ENVIRONMENT

State lawmakers from both parties take aim at negligent landlords

BY Michael Hill, Correspondent |

Homemade video shows the rats rule at Yanira Cortes’ Newark apartment where she has four children.

“My four-year-old started regressing because she’s afraid to go to the bathroom at night so she’s urinating in the bed because she doesn’t want to get up to go to the bathroom at all,” said Cortes.

Nearby on West Kinney in another apartment, a workman for the owner reportedly sealed the windows shut on a 76-year-old woman and her disabled son. NJTV News tested one of the windows.
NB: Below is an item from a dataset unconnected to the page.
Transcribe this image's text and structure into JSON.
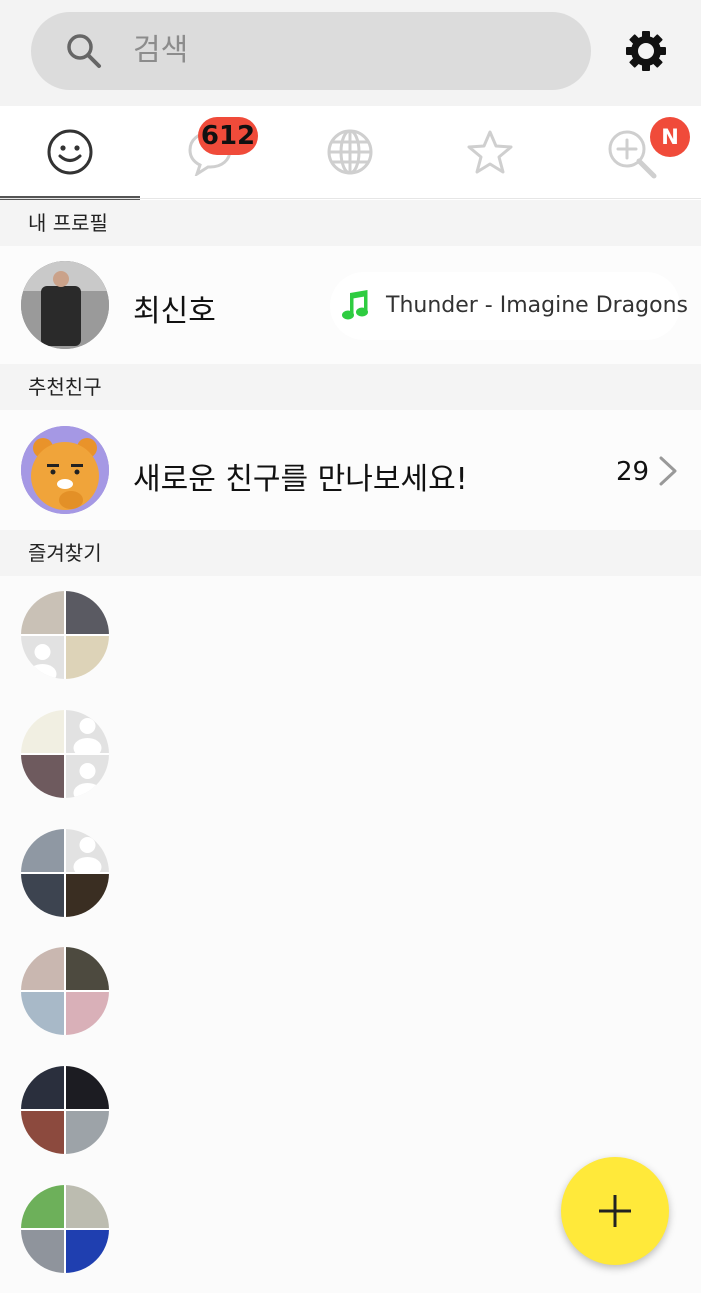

Democrat Sen. Ron Rice of Newark and Republican Sen. Jennifer Beck of Monmouth County have teamed up on legislation called the Safe Sanitary Subsidized Rental Housing Bill of Rights. It’s a bill that targets landlords who fail to meet safety and sanitary standards while their tenants pay most of their rent through public assistance and landlords who hide behind post office box addresses as in Asbury Park.

“In this town alone 300 different LLCs were all registered to the same PO box and therefore for our enforcement people in the city as they are trying to enforce the codes, they can’t track down a human being,” said Beck.

“The state government and federal government continue to pay these landlords, even though they know there are a series of violations there and some of these residents need to be removed because of unhealthy conditions,” said Rice.

The senators were not welcomed at this Asbury Park boarding house where one resident summed up the conditions.

“I got bugs, no air, I have the drug addicts in and out all through the night,” said resident Jerry Gore.

Seconds later, the manager shewed us off the property. No pictures. The man pointed out as the owner took off as NJTV News approached.

At another Asbury Park boarding house, a resident who says he feared eviction if he talked, whispered about the conditions.

“It’s horrible, I’m getting out,” said resident Brian Sturdee.

Inside, small bugs crawled on the floor of the common bathroom. Beck said the building is known to code inspectors as a repeat offender. But, the owner vehemently denied it and says often conditions deteriorate because residents don’t practice good hygiene and other good habits.

“We have no outstanding penalties, no nothing. So far, I don’t understand why we’re being singled out,” said building co-owner Musa Guven.

The senators say their bill moved through one committee with no opposition and testimony from Cortes that included putting her rent in escrow for two years. Days later she received an eviction notice.

“It appears that the landlord is retaliating because this individual complained,” Beck said.

NJTV News is awaiting a call back from the landlord for response to this and other complaints.

Housing advocates say a bill like this is long overdue — one that will reign in landlords whose tenants rely on public tax dollars to pay part of the rent.

“I think it will help make the owners accountable,” said senior organizer Bill Good.

Senators say the whole effort needs better cooperation among the local housing agencies, the state and federal governments because public dollars shouldn’t underwrite or subsidize any inhumane conditions.